Methods: Electronic databases such as Wiley Online Library, PubMed, Embase, Cochrane Library were searched and manual retrieval of references, the time limit was from the establishment of the database to May 2020. The included literature was case-control studies that reported body mass index (BMI) and SEL correlation, and excluded any primary and secondary tumors or other compression diseases in the spinal canal. Methodological quality evaluations of the included studies were assessed using the bias risk assessment tool recommended by the Cochrane Guidelines. The RevMan 5.3 software was used for meta-analysis.
Results: Finally, ten studies were included for systematic review, all of which were observational studies with mixed bias risk. These studies involved 1,541 patients, with an average age of 54.9 to 73.6 years, and 60.2 percent of the participants were male.
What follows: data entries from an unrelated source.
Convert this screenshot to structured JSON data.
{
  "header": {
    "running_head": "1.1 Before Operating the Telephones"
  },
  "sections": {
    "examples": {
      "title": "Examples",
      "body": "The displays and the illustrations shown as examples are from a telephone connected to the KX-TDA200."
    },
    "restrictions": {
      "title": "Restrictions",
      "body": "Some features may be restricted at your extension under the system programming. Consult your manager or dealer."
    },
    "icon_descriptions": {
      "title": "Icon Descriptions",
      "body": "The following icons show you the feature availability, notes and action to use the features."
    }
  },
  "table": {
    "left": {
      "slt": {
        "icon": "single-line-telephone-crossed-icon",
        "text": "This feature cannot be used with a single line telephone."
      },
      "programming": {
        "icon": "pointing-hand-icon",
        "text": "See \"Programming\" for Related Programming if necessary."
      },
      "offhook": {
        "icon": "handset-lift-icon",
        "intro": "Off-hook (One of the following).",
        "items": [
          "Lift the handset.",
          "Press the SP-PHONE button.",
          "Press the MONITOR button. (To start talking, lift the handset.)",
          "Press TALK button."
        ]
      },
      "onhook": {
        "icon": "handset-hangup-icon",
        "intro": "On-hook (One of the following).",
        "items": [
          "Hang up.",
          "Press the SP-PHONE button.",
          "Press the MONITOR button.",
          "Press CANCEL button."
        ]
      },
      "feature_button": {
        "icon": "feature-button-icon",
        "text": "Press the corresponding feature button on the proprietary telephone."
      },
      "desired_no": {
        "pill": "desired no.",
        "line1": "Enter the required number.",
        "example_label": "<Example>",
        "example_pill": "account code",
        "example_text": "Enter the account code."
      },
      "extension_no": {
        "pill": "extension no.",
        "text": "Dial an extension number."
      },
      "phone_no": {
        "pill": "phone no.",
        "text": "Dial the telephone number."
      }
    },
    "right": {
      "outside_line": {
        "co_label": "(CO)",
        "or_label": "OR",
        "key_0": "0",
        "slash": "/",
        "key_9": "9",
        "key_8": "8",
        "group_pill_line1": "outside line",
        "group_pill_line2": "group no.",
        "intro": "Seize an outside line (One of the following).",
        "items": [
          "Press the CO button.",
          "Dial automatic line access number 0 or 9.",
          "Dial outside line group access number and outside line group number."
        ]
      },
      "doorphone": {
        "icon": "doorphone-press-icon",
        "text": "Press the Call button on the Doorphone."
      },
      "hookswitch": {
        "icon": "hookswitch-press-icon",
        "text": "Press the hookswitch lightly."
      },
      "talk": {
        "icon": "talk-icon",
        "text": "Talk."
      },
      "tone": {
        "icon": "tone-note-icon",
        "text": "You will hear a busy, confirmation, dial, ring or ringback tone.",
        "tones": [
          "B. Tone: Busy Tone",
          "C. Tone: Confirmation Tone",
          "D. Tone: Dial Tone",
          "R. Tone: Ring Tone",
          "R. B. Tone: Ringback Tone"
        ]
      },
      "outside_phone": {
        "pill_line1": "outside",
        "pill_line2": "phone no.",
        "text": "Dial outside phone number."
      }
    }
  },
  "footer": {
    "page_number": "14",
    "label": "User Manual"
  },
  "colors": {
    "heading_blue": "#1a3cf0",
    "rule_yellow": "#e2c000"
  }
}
The sample sizes for the included studies ranged from 28 to 398. The results of meta-analysis showed that high BMI was one of the factors affecting SEL. All reviews had a high risk of bias, and the most common source of bias was that there was no strict unified case diagnosis standard between researches, and some studies (four items) did not clearly describe the confounders that they controlled.
Conclusions: We suggest that physicians should consider obesity as a factor leading to SEL, and to control body mass index actively should be considered as the preferred treatment strategy before surgical intervention is conducted.